    I defo would buy if I saw that somewhere in a shop. Excellent job mate. One of the best nightstands I ve seen at least.

    1.muy bonito y ecomomico

    Just give him the prize already, no need to wait for the contest to finish... ;-)

    Great job, dude!

    HA!!! That's awesome! You, sir, are a genious!

    1 reply

    Fantastic! You make it look so easy! Very professional and well made instructable.I love your workshop too. Well done and thanks for sharing. I would like to try and make one day!

    2 replies

    Thanks very much! I would love to see pictures if you ever make one!

    I am only just starting with woodwork . Afraid you may have to wait a bit but I will surely send. Thanks again!

    Great video. What type of camera do you use and what is the picture interval? Or do you record everything then take out snaps?

    1 reply

    Thanks! I take screenshots from the video. I use a Sony RX100 for most of the shooting and a GoPro Hero5 for timelapses.

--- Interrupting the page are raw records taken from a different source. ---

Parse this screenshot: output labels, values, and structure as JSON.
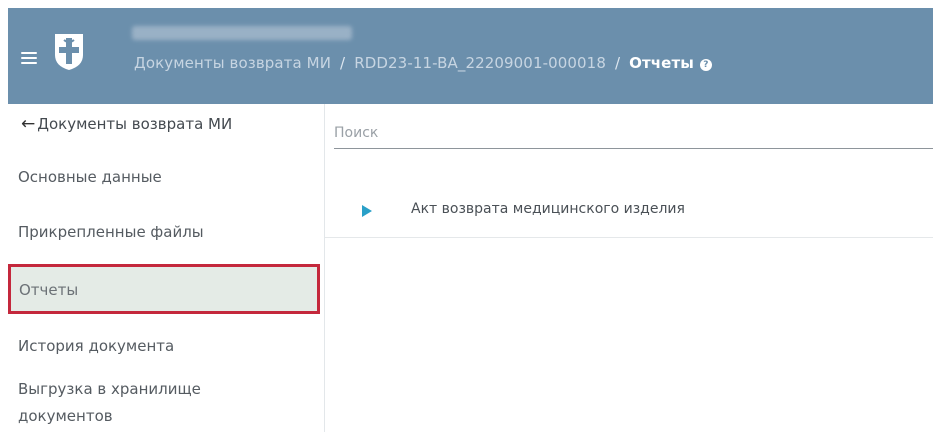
{
  "header": {
    "breadcrumb": [
      "Документы возврата МИ",
      "RDD23-11-BA_22209001-000018"
    ],
    "current": "Отчеты",
    "help_glyph": "?"
  },
  "sidebar": {
    "back_label": "Документы возврата МИ",
    "items": [
      {
        "label": "Основные данные",
        "active": false
      },
      {
        "label": "Прикрепленные файлы",
        "active": false
      },
      {
        "label": "Отчеты",
        "active": true
      },
      {
        "label": "История документа",
        "active": false
      },
      {
        "label": "Выгрузка в хранилище документов",
        "active": false
      }
    ]
  },
  "main": {
    "search_placeholder": "Поиск",
    "reports": [
      {
        "label": "Акт возврата медицинского изделия"
      }
    ]
  },
  "icons": {
    "menu": "menu-icon",
    "logo": "logo-icon",
    "back": "arrow-left-icon",
    "help": "help-circle-icon",
    "expand": "play-triangle-icon"
  },
  "colors": {
    "header_bg": "#6b8fac",
    "active_bg": "#e4ebe6",
    "active_border": "#c4283c",
    "accent": "#2aa0c8"
  }
}
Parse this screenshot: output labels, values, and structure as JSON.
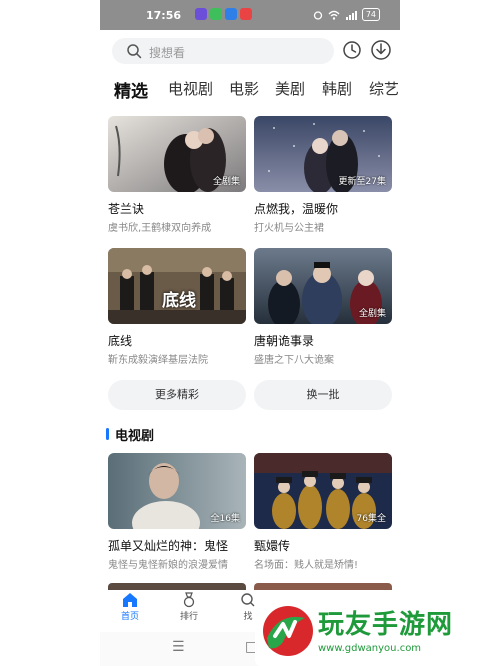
{
  "status_bar": {
    "time": "17:56",
    "battery": "74"
  },
  "search": {
    "placeholder": "搜想看"
  },
  "tabs": [
    {
      "label": "精选",
      "active": true
    },
    {
      "label": "电视剧"
    },
    {
      "label": "电影"
    },
    {
      "label": "美剧"
    },
    {
      "label": "韩剧"
    },
    {
      "label": "综艺"
    }
  ],
  "featured": [
    {
      "title": "苍兰诀",
      "subtitle": "虞书欣,王鹤棣双向养成",
      "badge": "全剧集"
    },
    {
      "title": "点燃我，温暖你",
      "subtitle": "打火机与公主裙",
      "badge": "更新至27集"
    },
    {
      "title": "底线",
      "subtitle": "靳东成毅演绎基层法院",
      "badge": "",
      "poster_text": "底线"
    },
    {
      "title": "唐朝诡事录",
      "subtitle": "盛唐之下八大诡案",
      "badge": "全剧集"
    }
  ],
  "buttons": {
    "more": "更多精彩",
    "refresh": "换一批"
  },
  "section": {
    "title": "电视剧"
  },
  "tv_dramas": [
    {
      "title": "孤单又灿烂的神：鬼怪",
      "subtitle": "鬼怪与鬼怪新娘的浪漫爱情",
      "badge": "全16集"
    },
    {
      "title": "甄嬛传",
      "subtitle": "名场面：贱人就是矫情!",
      "badge": "76集全"
    }
  ],
  "bottom_nav": [
    {
      "label": "首页",
      "icon": "home-icon",
      "active": true
    },
    {
      "label": "排行",
      "icon": "medal-icon"
    },
    {
      "label": "找",
      "icon": "search-icon"
    }
  ],
  "watermark": {
    "title": "玩友手游网",
    "url": "www.gdwanyou.com"
  },
  "colors": {
    "accent": "#1677ff",
    "watermark_green": "#1f9a3a",
    "status_bar_bg": "#8e8e8e"
  }
}
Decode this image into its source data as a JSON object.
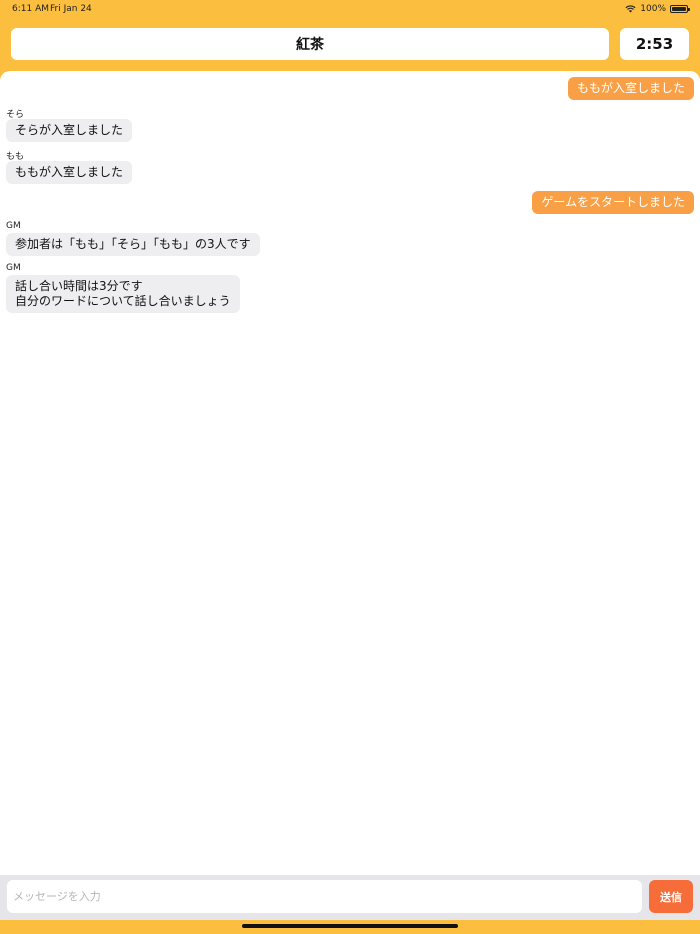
{
  "status_bar": {
    "time": "6:11 AM",
    "date": "Fri Jan 24",
    "battery": "100%",
    "wifi_icon": "wifi-icon",
    "battery_icon": "battery-icon"
  },
  "header": {
    "title": "紅茶",
    "timer": "2:53"
  },
  "messages": [
    {
      "sender": "",
      "text": "ももが入室しました",
      "mine": true
    },
    {
      "sender": "そら",
      "text": "そらが入室しました",
      "mine": false
    },
    {
      "sender": "もも",
      "text": "ももが入室しました",
      "mine": false
    },
    {
      "sender": "",
      "text": "ゲームをスタートしました",
      "mine": true
    },
    {
      "sender": "GM",
      "text": "参加者は「もも」「そら」「もも」の3人です",
      "mine": false
    },
    {
      "sender": "GM",
      "text_lines": [
        "話し合い時間は3分です",
        "自分のワードについて話し合いましょう"
      ],
      "mine": false
    }
  ],
  "input": {
    "placeholder": "メッセージを入力",
    "value": "",
    "send_label": "送信"
  },
  "colors": {
    "background": "#FBBE3F",
    "my_bubble": "#F9A046",
    "other_bubble": "#EEEEF1",
    "send_button": "#F76D3A"
  }
}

    This is an AWESOME instructable! very professionaly put together in a clear, concise and interesting manner. One of the BESt Instructables out there, Thank you! Sadly, my skilll is no where near your level, nor is my kit, or my working space.... Your workshp looks almost as big as the entire footprint of my home :D:D Thank you again for sharing this comprehensive and very enjoyable project.

    1 reply

    Thank you very much! This is possibly the nicest comment I've ever received on Instructables! My shop is just a 2 car garage. I know a lot of people dream of having that much space so I don't complain!